Not only taxpayers but also tax administrators must keep an eye on deadlines. There are lapse periods, after which it is no longer possible to take action and decisions issued by the tax administrator after the expiry of such time limits are unlawful. And there are procedural time limits, which, if not complied with, do not expose the tax administrator to the risk of unlawful decisions. How to understand the deadlines and how to defend against the tax administrator's failure to comply with them?
The most important lapse period for the tax authorities is the deadline for assessing tax, which is three years from the date on which the taxpayer's deadline for filing a proper tax return expired or the tax became due (without there being a concurrent obligation to file an ordinary tax assertion). This period may be extended in certain circumstances; however, it always ends no later than 10 years after its commencement. A decision on the assessment of tax issued later is unlawful and can be challenged via an action filed with administrative courts.
Procedural time limits for tax administrators are set either directly by the Tax Procedure Code (e.g., a 30-day time limit for issuing a decision on a request for tax deferment) or the Ministry of Finance’s Internal Instruction No. MF-5. The instruction specifies the time limits for the processing of the most common types of submissions and the conditions for suspending or extending these time limits, e.g., a six-month time limit for the processing of an appeal by the appeal authority or a six-month time limit for a decision on the waiver of tax and its accessories. Although failure to comply with the procedural time limit does not result in the unlawfulness of the decision, taxpayers can defend themselves against delays and hold-ups caused by the tax administrator. If the tax administrator fails to take action within the time limit set by law or within the period that is customary for taking such action, it is possible to file a complaint of inaction with the nearest superior tax administrator. That authority will examine the complaint and will either order the tax authority to remedy the situation or inform you why it considers the complaint inappropriate, within a maximum of 30 days.

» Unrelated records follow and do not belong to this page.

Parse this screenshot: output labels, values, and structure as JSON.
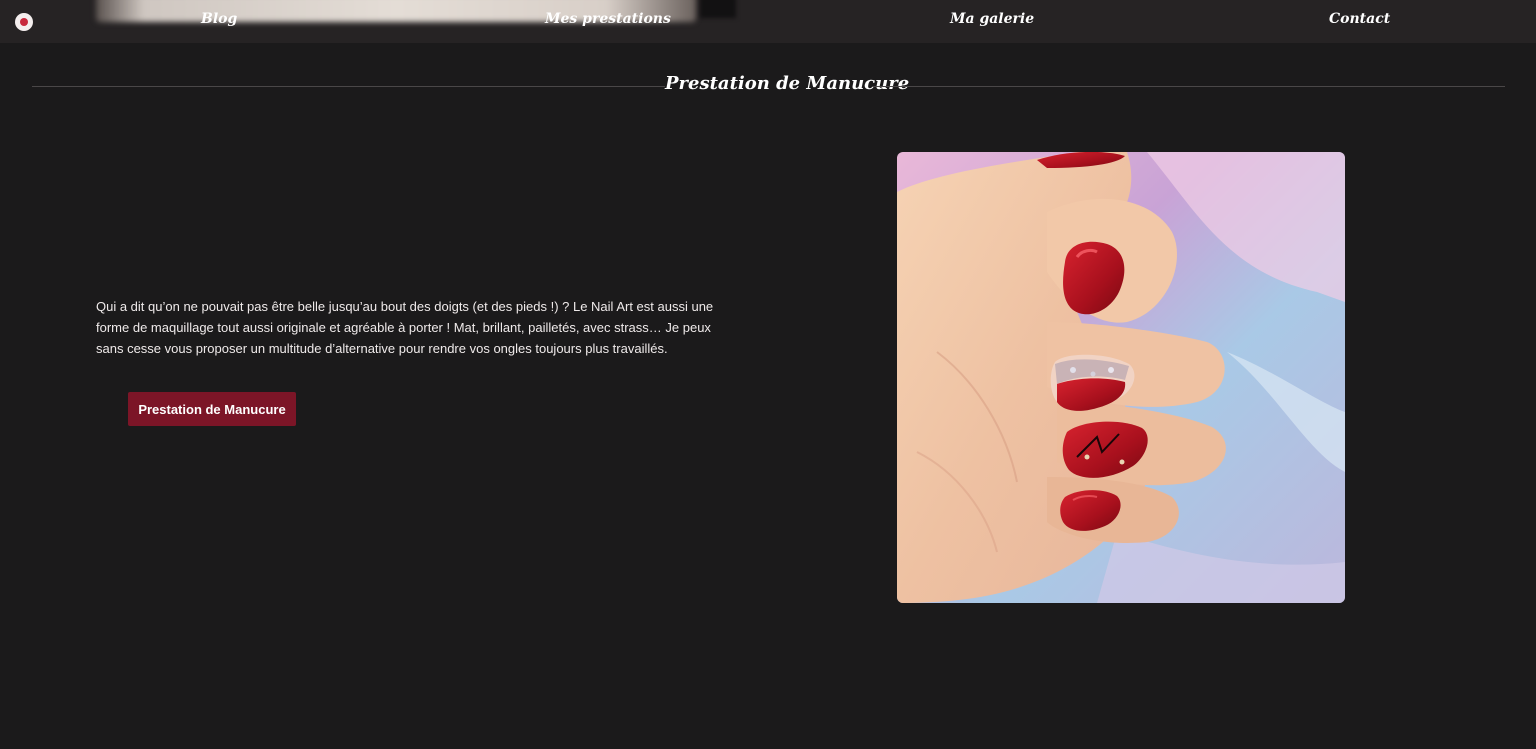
{
  "nav": {
    "items": [
      {
        "label": "Blog"
      },
      {
        "label": "Mes prestations"
      },
      {
        "label": "Ma galerie"
      },
      {
        "label": "Contact"
      }
    ]
  },
  "section": {
    "title": "Prestation de Manucure"
  },
  "content": {
    "description": "Qui a dit qu’on ne pouvait pas être belle jusqu’au bout des doigts (et des pieds !) ? Le Nail Art est aussi une forme de maquillage tout aussi originale et agréable à porter ! Mat, brillant, pailletés, avec strass… Je peux sans cesse vous proposer un multitude d’alternative pour rendre vos ongles toujours plus travaillés.",
    "button_label": "Prestation de Manucure"
  },
  "icons": {
    "logo": "brand-logo-icon",
    "photo": "manicure-photo"
  },
  "colors": {
    "background": "#1b1a1b",
    "topbar": "#262324",
    "accent": "#7c1527",
    "text": "#ffffff"
  }
}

The tax administrator's deadlines and defence options will be discussed in more detail in subsequent issues of the Tax and Legal Update.